Printer Friendly

Altair acquires FluiDyna.

Altair has acquired Germany-based FluiDyna, a renowned developer of Nvidia CUDA and GPU-based computational fluid dynamics (CFD) and numerical simulation technologies. Altair originally invested in the company in 2015 and now builds on its initial investment to strengthen its capabilities for GPU-based high performance computing (HPC) for fluid mechanics.

FluiDyna's simulation software products UltraFluidX and NanoFluidX have been available to Altair's customers through the Altair Partner Alliance and also offered as standalone licences.

'We've worked closely for more than 10 years with FluiDyna, an elite solution provider in our Nvidia partner network nprogram,' said Shanker Trivedi, senior vice president of enterprise business, Nvidia. 'Together, we've helped develop forward-thinking simulation tools that leverage Nvidia technology for better performance and efficiency throughout the design process.'

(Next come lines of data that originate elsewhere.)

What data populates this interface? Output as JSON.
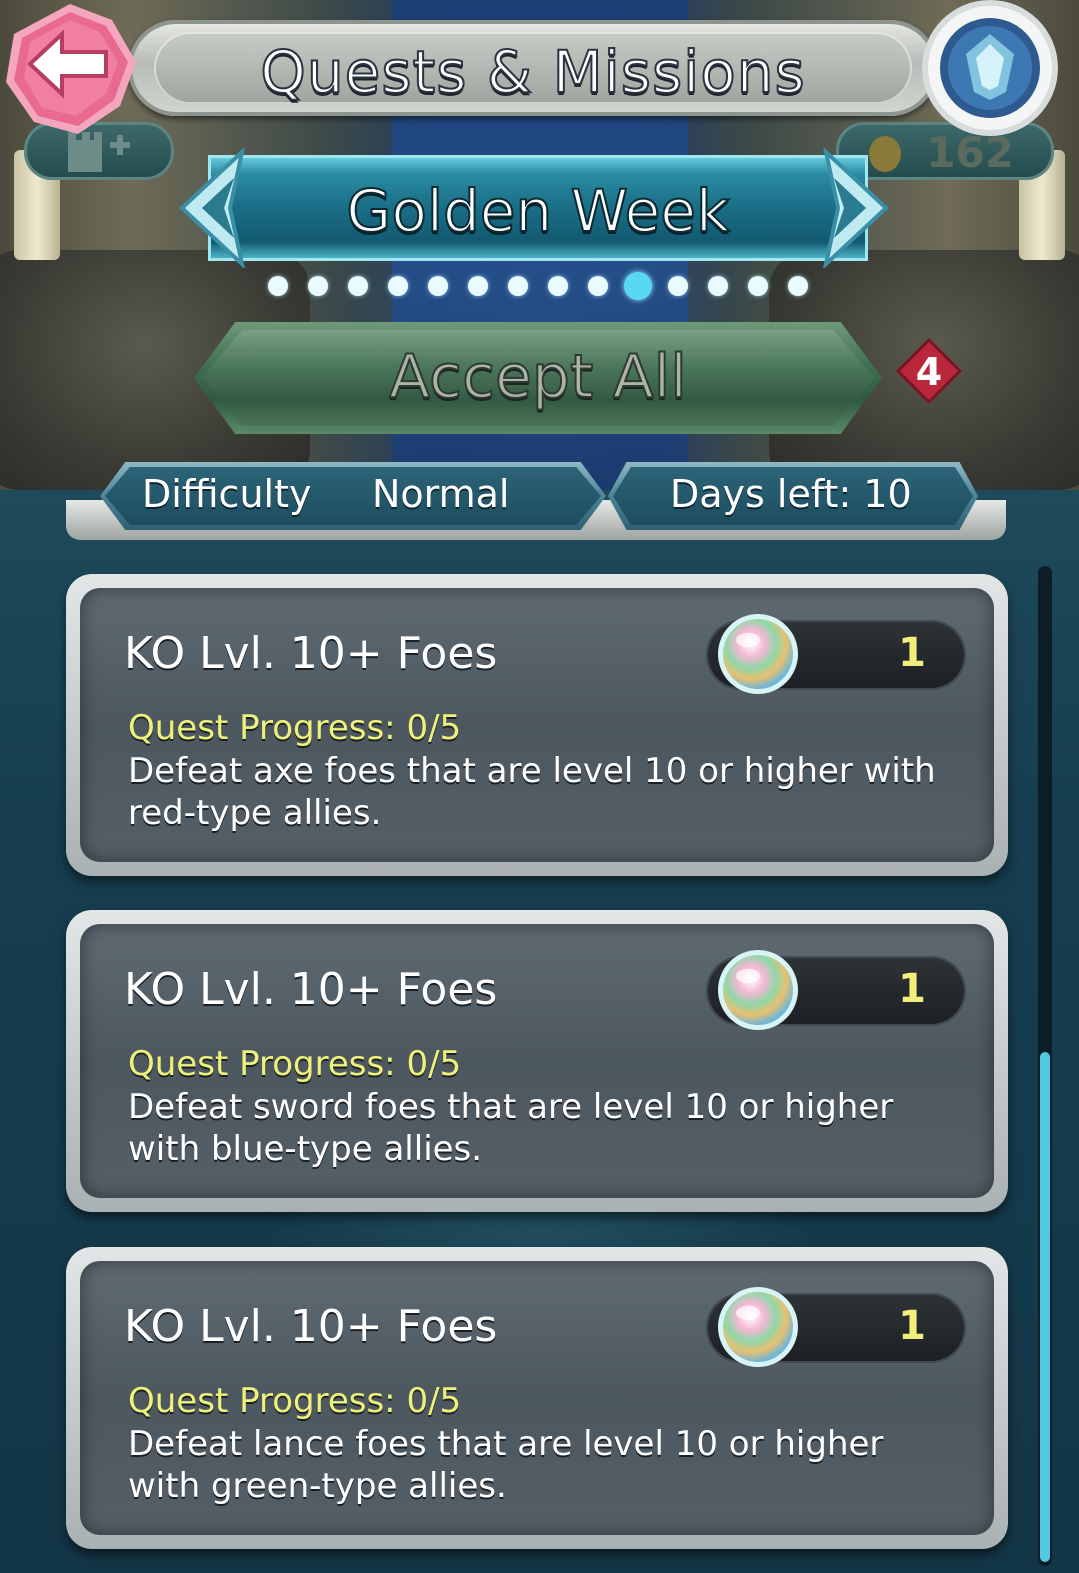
{
  "header": {
    "title": "Quests & Missions",
    "orb_count": "162"
  },
  "category": {
    "title": "Golden Week",
    "page_count": 14,
    "active_page": 10
  },
  "accept_all": {
    "label": "Accept All",
    "count": "4"
  },
  "info": {
    "difficulty_label": "Difficulty",
    "difficulty_value": "Normal",
    "days_left": "Days left: 10"
  },
  "quests": [
    {
      "title": "KO Lvl. 10+ Foes",
      "reward_qty": "1",
      "progress": "Quest Progress: 0/5",
      "description": "Defeat axe foes that are level 10 or higher with red-type allies."
    },
    {
      "title": "KO Lvl. 10+ Foes",
      "reward_qty": "1",
      "progress": "Quest Progress: 0/5",
      "description": "Defeat sword foes that are level 10 or higher with blue-type allies."
    },
    {
      "title": "KO Lvl. 10+ Foes",
      "reward_qty": "1",
      "progress": "Quest Progress: 0/5",
      "description": "Defeat lance foes that are level 10 or higher with green-type allies."
    }
  ],
  "icons": {
    "back": "back-arrow-icon",
    "badge": "my-nintendo-badge-icon",
    "orb": "orb-icon",
    "prev": "chevron-left-icon",
    "next": "chevron-right-icon"
  },
  "colors": {
    "accent_cyan": "#59d8f2",
    "progress_yellow": "#eef27a",
    "back_pink": "#e86a8e"
  }
}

UltraFluidX solves large-scale internal and external aerodynamics problems for a broad class of applications including ultra-fast prediction and evaluation of vehicle, building, and environmental aerodynamics. The software is based on the Lattice Boltzmann method, providing users with superior performance and dramatically reducing the model preparation time for large, complex models. The integrated volume meshing and fast transient analyses deliver short turnaround times, resulting in completely new possibilities for simulation-driven design and significant cost savings.

NanoFluidX is a fluid dynamics simulation tool based on the smoothed particle hydrodynamics method to predict the flow in complex geometries with complex motion. For example, it can be used to predict the oiling in powertrain systems with rotating shafts and gears, and analyse forces and torques on individual components of the system.

James Scapa, founder, chairman, and CEO at Altair said, 'We are excited about FluiDyna and especially their work with Nvidia technology for CFD applications.

'We believe the increased throughput and lower cost of GPU solutions is going to allow for a significant increase in simulations which can be used to further impact the design process.'

COPYRIGHT 2018 Europa Science, Ltd.
No portion of this article can be reproduced without the express written permission from the copyright holder.
Copyright 2018 Gale, Cengage Learning. All rights reserved.

Article Details
Printer friendly Cite/link Email Feedback
Publication:Scientific Computing World
Date:Jun 1, 2018
Previous Article:Elsevier and PerkinElmer partnership aims to enable faster chemistry research.
Next Article:Tachyum announces new processor platform.

Terms of use | Privacy policy | Copyright © 2019 Farlex, Inc. | Feedback | For webmasters